» **Data to examine**:

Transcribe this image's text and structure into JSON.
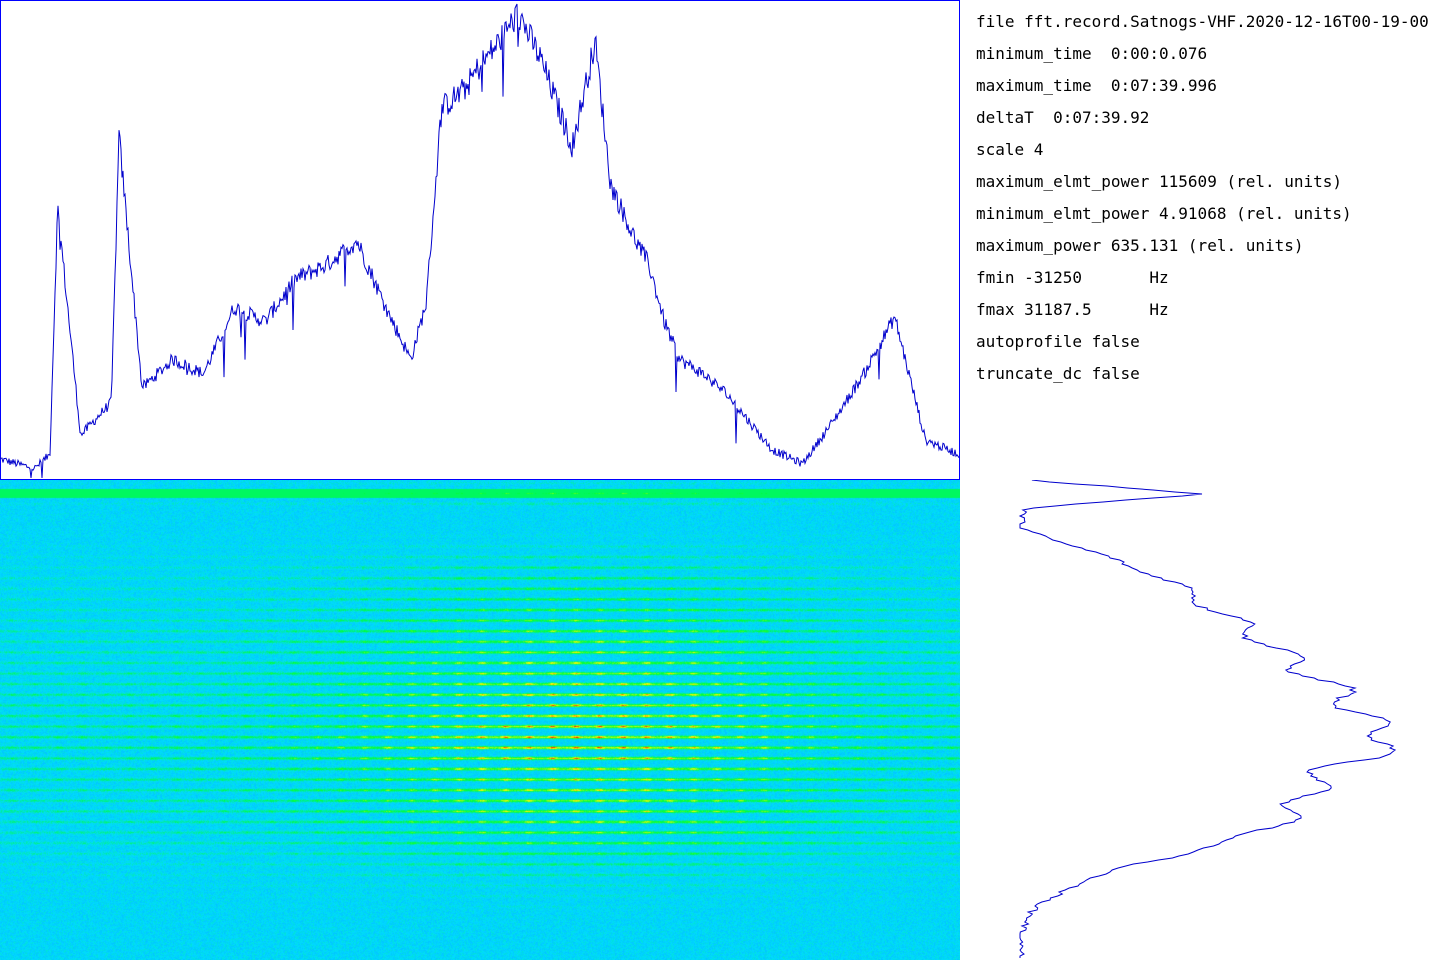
{
  "info": {
    "file": "file fft.record.Satnogs-VHF.2020-12-16T00-19-00",
    "minimum_time": "minimum_time  0:00:0.076",
    "maximum_time": "maximum_time  0:07:39.996",
    "deltaT": "deltaT  0:07:39.92",
    "scale": "scale 4",
    "maximum_elmt_power": "maximum_elmt_power 115609 (rel. units)",
    "minimum_elmt_power": "minimum_elmt_power 4.91068 (rel. units)",
    "maximum_power": "maximum_power 635.131 (rel. units)",
    "fmin": "fmin -31250       Hz",
    "fmax": "fmax 31187.5      Hz",
    "autoprofile": "autoprofile false",
    "truncate_dc": "truncate_dc false"
  },
  "colors": {
    "trace": "#0000cc",
    "border": "#0000ff",
    "background": "#ffffff"
  },
  "chart_data": [
    {
      "type": "line",
      "description_key": "frequency-profile",
      "x": [
        -31250,
        -29000,
        -28000,
        -27500,
        -26000,
        -24000,
        -23500,
        -22000,
        -20000,
        -18000,
        -16000,
        -14000,
        -12000,
        -10000,
        -8000,
        -6000,
        -4500,
        -3500,
        -2500,
        -1000,
        0,
        1000,
        2500,
        4000,
        6000,
        7500,
        8500,
        10000,
        11000,
        12000,
        13000,
        14500,
        16000,
        17500,
        19000,
        21000,
        23000,
        25000,
        27000,
        29000,
        31187
      ],
      "y": [
        0.04,
        0.02,
        0.05,
        0.57,
        0.09,
        0.16,
        0.72,
        0.19,
        0.25,
        0.22,
        0.36,
        0.33,
        0.42,
        0.45,
        0.5,
        0.35,
        0.25,
        0.37,
        0.78,
        0.82,
        0.87,
        0.91,
        0.98,
        0.88,
        0.7,
        0.92,
        0.62,
        0.51,
        0.45,
        0.33,
        0.25,
        0.22,
        0.18,
        0.12,
        0.06,
        0.03,
        0.12,
        0.22,
        0.34,
        0.08,
        0.05
      ],
      "ylim": [
        0,
        1
      ]
    },
    {
      "type": "heatmap",
      "description_key": "waterfall-spectrogram",
      "xlim": [
        -31250,
        31187.5
      ],
      "time_range": [
        "0:00:0.076",
        "0:07:39.996"
      ]
    },
    {
      "type": "line",
      "description_key": "time-profile",
      "t": [
        0,
        0.03,
        0.06,
        0.1,
        0.2,
        0.3,
        0.4,
        0.45,
        0.5,
        0.55,
        0.6,
        0.65,
        0.7,
        0.75,
        0.8,
        0.85,
        0.9,
        0.95,
        1.0
      ],
      "power": [
        0.02,
        0.45,
        0.01,
        0.0,
        0.35,
        0.55,
        0.72,
        0.81,
        0.86,
        0.95,
        0.78,
        0.72,
        0.68,
        0.55,
        0.3,
        0.12,
        0.03,
        0.0,
        0.0
      ]
    }
  ]
}
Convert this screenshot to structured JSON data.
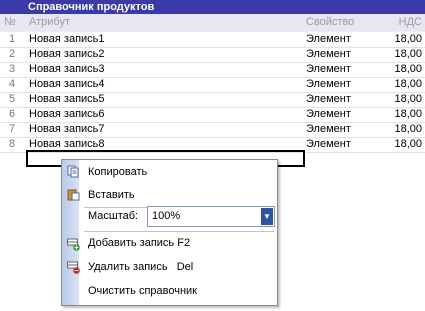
{
  "title": "Справочник продуктов",
  "columns": {
    "num": "№",
    "name": "Атрибут",
    "prop": "Свойство",
    "vat": "НДС"
  },
  "rows": [
    {
      "num": "1",
      "name": "Новая запись1",
      "prop": "Элемент",
      "vat": "18,00"
    },
    {
      "num": "2",
      "name": "Новая запись2",
      "prop": "Элемент",
      "vat": "18,00"
    },
    {
      "num": "3",
      "name": "Новая запись3",
      "prop": "Элемент",
      "vat": "18,00"
    },
    {
      "num": "4",
      "name": "Новая запись4",
      "prop": "Элемент",
      "vat": "18,00"
    },
    {
      "num": "5",
      "name": "Новая запись5",
      "prop": "Элемент",
      "vat": "18,00"
    },
    {
      "num": "6",
      "name": "Новая запись6",
      "prop": "Элемент",
      "vat": "18,00"
    },
    {
      "num": "7",
      "name": "Новая запись7",
      "prop": "Элемент",
      "vat": "18,00"
    },
    {
      "num": "8",
      "name": "Новая запись8",
      "prop": "Элемент",
      "vat": "18,00"
    }
  ],
  "menu": {
    "copy": "Копировать",
    "paste": "Вставить",
    "zoom_label": "Масштаб:",
    "zoom_value": "100%",
    "add": "Добавить запись F2",
    "delete": "Удалить запись   Del",
    "clear": "Очистить справочник"
  },
  "colors": {
    "title_bg": "#3a3aa8",
    "header_bg": "#e7e7f3",
    "menu_strip": "#c8d6f0"
  }
}
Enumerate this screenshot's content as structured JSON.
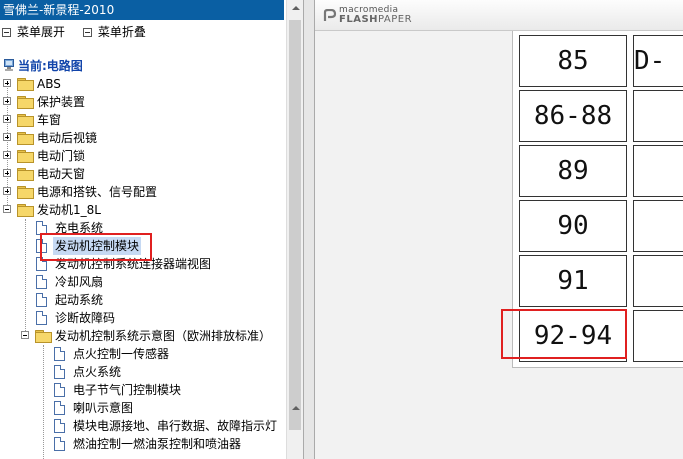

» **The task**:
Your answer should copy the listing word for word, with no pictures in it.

» **Solution to this task**:
Transcribe this image's text and structure into JSON.
{
  "info": {
    "file": "file fft.record.Satnogs-VHF.2020-12-16T00-19-00",
    "minimum_time": "minimum_time  0:00:0.076",
    "maximum_time": "maximum_time  0:07:39.996",
    "deltaT": "deltaT  0:07:39.92",
    "scale": "scale 4",
    "maximum_elmt_power": "maximum_elmt_power 115609 (rel. units)",
    "minimum_elmt_power": "minimum_elmt_power 4.91068 (rel. units)",
    "maximum_power": "maximum_power 635.131 (rel. units)",
    "fmin": "fmin -31250       Hz",
    "fmax": "fmax 31187.5      Hz",
    "autoprofile": "autoprofile false",
    "truncate_dc": "truncate_dc false"
  },
  "colors": {
    "trace": "#0000cc",
    "border": "#0000ff",
    "background": "#ffffff"
  },
  "chart_data": [
    {
      "type": "line",
      "description_key": "frequency-profile",
      "x": [
        -31250,
        -29000,
        -28000,
        -27500,
        -26000,
        -24000,
        -23500,
        -22000,
        -20000,
        -18000,
        -16000,
        -14000,
        -12000,
        -10000,
        -8000,
        -6000,
        -4500,
        -3500,
        -2500,
        -1000,
        0,
        1000,
        2500,
        4000,
        6000,
        7500,
        8500,
        10000,
        11000,
        12000,
        13000,
        14500,
        16000,
        17500,
        19000,
        21000,
        23000,
        25000,
        27000,
        29000,
        31187
      ],
      "y": [
        0.04,
        0.02,
        0.05,
        0.57,
        0.09,
        0.16,
        0.72,
        0.19,
        0.25,
        0.22,
        0.36,
        0.33,
        0.42,
        0.45,
        0.5,
        0.35,
        0.25,
        0.37,
        0.78,
        0.82,
        0.87,
        0.91,
        0.98,
        0.88,
        0.7,
        0.92,
        0.62,
        0.51,
        0.45,
        0.33,
        0.25,
        0.22,
        0.18,
        0.12,
        0.06,
        0.03,
        0.12,
        0.22,
        0.34,
        0.08,
        0.05
      ],
      "ylim": [
        0,
        1
      ]
    },
    {
      "type": "heatmap",
      "description_key": "waterfall-spectrogram",
      "xlim": [
        -31250,
        31187.5
      ],
      "time_range": [
        "0:00:0.076",
        "0:07:39.996"
      ]
    },
    {
      "type": "line",
      "description_key": "time-profile",
      "t": [
        0,
        0.03,
        0.06,
        0.1,
        0.2,
        0.3,
        0.4,
        0.45,
        0.5,
        0.55,
        0.6,
        0.65,
        0.7,
        0.75,
        0.8,
        0.85,
        0.9,
        0.95,
        1.0
      ],
      "power": [
        0.02,
        0.45,
        0.01,
        0.0,
        0.35,
        0.55,
        0.72,
        0.81,
        0.86,
        0.95,
        0.78,
        0.72,
        0.68,
        0.55,
        0.3,
        0.12,
        0.03,
        0.0,
        0.0
      ]
    }
  ]
}
Convert this screenshot to structured JSON data.
{
  "title": "Справочник продуктов",
  "columns": {
    "num": "№",
    "name": "Атрибут",
    "prop": "Свойство",
    "vat": "НДС"
  },
  "rows": [
    {
      "num": "1",
      "name": "Новая запись1",
      "prop": "Элемент",
      "vat": "18,00"
    },
    {
      "num": "2",
      "name": "Новая запись2",
      "prop": "Элемент",
      "vat": "18,00"
    },
    {
      "num": "3",
      "name": "Новая запись3",
      "prop": "Элемент",
      "vat": "18,00"
    },
    {
      "num": "4",
      "name": "Новая запись4",
      "prop": "Элемент",
      "vat": "18,00"
    },
    {
      "num": "5",
      "name": "Новая запись5",
      "prop": "Элемент",
      "vat": "18,00"
    },
    {
      "num": "6",
      "name": "Новая запись6",
      "prop": "Элемент",
      "vat": "18,00"
    },
    {
      "num": "7",
      "name": "Новая запись7",
      "prop": "Элемент",
      "vat": "18,00"
    },
    {
      "num": "8",
      "name": "Новая запись8",
      "prop": "Элемент",
      "vat": "18,00"
    }
  ],
  "menu": {
    "copy": "Копировать",
    "paste": "Вставить",
    "zoom_label": "Масштаб:",
    "zoom_value": "100%",
    "add": "Добавить запись F2",
    "delete": "Удалить запись   Del",
    "clear": "Очистить справочник"
  },
  "colors": {
    "title_bg": "#3a3aa8",
    "header_bg": "#e7e7f3",
    "menu_strip": "#c8d6f0"
  }
}
Enumerate this screenshot's content as structured JSON.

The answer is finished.